## [DIRECTIONS]
The response must consist of each line in the listing that has the word "html" in it.

■ ■ ■

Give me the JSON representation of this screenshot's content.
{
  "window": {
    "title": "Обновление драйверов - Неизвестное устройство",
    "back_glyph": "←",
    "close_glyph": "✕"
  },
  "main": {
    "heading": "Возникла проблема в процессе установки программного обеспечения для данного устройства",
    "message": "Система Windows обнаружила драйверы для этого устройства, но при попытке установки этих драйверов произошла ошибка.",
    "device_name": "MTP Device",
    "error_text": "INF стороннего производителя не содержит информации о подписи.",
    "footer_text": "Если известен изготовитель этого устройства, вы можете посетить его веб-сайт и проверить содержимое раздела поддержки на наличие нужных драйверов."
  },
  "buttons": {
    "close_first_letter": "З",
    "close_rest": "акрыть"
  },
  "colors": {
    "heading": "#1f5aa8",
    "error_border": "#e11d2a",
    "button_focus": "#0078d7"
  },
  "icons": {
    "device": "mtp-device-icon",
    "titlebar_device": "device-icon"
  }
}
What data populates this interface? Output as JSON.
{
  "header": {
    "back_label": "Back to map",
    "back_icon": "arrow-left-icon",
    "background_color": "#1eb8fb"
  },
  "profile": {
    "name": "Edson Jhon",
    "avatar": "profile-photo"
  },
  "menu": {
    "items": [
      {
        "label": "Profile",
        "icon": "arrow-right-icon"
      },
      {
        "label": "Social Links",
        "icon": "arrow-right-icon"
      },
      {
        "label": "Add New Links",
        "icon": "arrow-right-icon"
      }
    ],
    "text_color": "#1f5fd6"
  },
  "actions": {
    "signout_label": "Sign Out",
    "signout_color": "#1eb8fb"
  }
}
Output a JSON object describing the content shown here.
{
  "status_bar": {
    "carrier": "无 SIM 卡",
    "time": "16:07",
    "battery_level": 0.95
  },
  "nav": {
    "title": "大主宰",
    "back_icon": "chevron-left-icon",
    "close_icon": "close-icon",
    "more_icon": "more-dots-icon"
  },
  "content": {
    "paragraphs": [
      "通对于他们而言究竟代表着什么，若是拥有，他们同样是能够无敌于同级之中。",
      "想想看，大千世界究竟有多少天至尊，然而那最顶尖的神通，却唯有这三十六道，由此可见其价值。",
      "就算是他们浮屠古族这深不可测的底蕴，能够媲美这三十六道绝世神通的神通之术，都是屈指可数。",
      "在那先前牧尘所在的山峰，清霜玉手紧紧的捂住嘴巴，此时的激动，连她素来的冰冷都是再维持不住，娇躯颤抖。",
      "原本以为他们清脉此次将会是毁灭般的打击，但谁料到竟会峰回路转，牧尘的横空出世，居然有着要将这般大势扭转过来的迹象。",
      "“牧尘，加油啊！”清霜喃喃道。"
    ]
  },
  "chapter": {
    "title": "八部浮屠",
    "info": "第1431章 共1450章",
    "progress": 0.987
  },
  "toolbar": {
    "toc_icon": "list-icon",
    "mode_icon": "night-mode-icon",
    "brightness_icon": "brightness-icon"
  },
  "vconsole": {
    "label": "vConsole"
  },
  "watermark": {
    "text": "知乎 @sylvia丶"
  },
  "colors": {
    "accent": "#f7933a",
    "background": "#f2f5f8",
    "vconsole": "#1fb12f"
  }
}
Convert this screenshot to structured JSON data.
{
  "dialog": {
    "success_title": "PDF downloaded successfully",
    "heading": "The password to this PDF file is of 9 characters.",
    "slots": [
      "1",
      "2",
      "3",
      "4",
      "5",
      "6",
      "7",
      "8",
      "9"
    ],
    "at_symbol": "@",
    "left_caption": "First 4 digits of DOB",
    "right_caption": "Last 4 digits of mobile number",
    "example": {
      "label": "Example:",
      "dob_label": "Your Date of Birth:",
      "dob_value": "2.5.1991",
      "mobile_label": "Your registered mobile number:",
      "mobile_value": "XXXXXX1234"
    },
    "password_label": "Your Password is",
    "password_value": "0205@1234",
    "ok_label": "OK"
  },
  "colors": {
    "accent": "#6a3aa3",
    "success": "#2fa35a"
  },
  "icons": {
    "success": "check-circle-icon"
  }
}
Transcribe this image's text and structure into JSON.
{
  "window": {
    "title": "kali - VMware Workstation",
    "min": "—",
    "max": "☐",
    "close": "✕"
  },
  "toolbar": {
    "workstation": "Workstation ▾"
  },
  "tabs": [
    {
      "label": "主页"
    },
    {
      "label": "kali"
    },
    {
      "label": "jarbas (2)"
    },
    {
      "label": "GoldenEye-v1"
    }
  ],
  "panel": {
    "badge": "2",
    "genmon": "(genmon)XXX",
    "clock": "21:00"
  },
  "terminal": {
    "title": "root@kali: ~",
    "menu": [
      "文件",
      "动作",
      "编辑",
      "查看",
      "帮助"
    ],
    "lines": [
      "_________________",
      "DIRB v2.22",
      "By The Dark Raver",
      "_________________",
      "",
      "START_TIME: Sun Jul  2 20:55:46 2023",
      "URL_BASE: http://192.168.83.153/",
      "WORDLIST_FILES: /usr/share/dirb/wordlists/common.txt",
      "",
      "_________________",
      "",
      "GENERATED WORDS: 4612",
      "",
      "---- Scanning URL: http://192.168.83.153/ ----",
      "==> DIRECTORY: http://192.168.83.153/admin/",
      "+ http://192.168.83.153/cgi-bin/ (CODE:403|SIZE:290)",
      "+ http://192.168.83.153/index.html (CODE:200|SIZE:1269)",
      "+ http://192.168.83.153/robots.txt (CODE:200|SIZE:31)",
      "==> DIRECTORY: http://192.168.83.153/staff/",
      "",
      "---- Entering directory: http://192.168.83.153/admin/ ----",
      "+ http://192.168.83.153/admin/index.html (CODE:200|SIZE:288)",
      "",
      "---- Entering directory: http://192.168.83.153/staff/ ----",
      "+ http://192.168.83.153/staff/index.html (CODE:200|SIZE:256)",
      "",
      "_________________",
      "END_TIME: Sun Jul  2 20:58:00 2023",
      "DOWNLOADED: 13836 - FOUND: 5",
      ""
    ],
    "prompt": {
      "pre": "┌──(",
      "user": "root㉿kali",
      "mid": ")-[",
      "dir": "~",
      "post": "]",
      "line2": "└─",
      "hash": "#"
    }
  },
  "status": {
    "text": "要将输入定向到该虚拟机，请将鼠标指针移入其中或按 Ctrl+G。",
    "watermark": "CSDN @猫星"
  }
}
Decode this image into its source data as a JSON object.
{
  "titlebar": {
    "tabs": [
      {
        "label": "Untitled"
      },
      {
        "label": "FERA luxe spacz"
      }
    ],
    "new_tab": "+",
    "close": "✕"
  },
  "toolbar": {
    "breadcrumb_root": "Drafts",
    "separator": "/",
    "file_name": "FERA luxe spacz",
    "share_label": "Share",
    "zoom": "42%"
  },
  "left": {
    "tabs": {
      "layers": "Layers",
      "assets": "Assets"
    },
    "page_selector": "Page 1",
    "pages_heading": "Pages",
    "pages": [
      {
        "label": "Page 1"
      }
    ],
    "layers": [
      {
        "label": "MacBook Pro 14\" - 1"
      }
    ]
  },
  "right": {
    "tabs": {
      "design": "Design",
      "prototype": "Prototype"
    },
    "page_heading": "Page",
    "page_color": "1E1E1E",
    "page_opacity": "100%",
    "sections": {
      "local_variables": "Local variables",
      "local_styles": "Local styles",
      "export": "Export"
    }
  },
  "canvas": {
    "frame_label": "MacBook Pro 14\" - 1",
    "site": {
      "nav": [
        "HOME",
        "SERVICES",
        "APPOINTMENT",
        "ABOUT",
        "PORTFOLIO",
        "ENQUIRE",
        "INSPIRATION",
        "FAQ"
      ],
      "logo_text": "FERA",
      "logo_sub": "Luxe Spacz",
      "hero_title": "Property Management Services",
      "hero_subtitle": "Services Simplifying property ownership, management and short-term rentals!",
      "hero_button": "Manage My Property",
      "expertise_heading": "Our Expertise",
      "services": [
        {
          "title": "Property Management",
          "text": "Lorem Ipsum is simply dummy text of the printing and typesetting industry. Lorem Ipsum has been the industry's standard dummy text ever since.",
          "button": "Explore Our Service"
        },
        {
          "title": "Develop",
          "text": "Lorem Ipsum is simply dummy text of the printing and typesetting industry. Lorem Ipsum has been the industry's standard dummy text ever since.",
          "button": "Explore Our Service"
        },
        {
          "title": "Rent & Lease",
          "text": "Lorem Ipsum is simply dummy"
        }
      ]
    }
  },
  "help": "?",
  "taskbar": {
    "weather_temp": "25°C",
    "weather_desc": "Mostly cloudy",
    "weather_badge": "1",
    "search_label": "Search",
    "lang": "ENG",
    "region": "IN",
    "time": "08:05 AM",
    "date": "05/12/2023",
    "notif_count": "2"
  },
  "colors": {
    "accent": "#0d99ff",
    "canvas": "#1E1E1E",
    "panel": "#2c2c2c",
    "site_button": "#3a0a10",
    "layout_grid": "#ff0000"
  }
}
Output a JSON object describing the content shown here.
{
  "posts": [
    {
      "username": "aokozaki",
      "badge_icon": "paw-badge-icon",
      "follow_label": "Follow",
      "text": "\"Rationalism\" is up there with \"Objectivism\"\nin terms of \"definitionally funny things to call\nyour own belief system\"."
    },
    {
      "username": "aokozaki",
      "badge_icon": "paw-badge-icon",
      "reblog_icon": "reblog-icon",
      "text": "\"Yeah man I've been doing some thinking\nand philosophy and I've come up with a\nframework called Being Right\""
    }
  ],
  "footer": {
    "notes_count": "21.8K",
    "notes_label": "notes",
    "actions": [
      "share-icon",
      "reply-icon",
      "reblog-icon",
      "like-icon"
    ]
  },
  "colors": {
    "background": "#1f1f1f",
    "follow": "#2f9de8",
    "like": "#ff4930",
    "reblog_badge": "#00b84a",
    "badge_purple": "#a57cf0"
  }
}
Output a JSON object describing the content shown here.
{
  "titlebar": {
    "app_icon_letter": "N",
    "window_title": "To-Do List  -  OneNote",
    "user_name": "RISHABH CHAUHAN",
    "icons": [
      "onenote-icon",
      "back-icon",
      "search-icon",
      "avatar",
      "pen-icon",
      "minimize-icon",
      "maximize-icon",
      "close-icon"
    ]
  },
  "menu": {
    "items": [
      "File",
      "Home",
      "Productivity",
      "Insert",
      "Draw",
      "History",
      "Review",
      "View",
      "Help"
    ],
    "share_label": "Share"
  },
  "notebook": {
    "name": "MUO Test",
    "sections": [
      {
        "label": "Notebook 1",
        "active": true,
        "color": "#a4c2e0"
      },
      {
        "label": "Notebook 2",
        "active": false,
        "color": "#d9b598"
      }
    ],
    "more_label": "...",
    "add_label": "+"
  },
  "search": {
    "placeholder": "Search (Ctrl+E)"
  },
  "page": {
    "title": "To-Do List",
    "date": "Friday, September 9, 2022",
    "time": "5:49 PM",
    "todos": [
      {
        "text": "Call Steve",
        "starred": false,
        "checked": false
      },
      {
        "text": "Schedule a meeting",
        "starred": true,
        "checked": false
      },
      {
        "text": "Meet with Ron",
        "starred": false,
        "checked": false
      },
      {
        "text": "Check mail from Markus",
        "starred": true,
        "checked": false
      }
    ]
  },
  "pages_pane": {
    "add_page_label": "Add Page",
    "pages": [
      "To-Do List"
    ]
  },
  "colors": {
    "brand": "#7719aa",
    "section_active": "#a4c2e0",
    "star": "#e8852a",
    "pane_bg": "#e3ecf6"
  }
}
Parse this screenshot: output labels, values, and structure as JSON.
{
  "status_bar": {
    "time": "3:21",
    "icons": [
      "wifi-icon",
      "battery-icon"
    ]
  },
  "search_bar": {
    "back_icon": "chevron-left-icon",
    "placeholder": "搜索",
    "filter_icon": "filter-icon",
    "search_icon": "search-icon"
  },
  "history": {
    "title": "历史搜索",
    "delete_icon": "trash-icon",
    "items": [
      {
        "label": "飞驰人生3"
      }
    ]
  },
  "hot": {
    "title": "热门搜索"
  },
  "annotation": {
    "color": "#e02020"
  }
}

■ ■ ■

## [RESPONSE TO THIS EXERCISE]
      "+ http://192.168.83.153/index.html (CODE:200|SIZE:1269)",
      "+ http://192.168.83.153/admin/index.html (CODE:200|SIZE:288)",
      "+ http://192.168.83.153/staff/index.html (CODE:200|SIZE:256)",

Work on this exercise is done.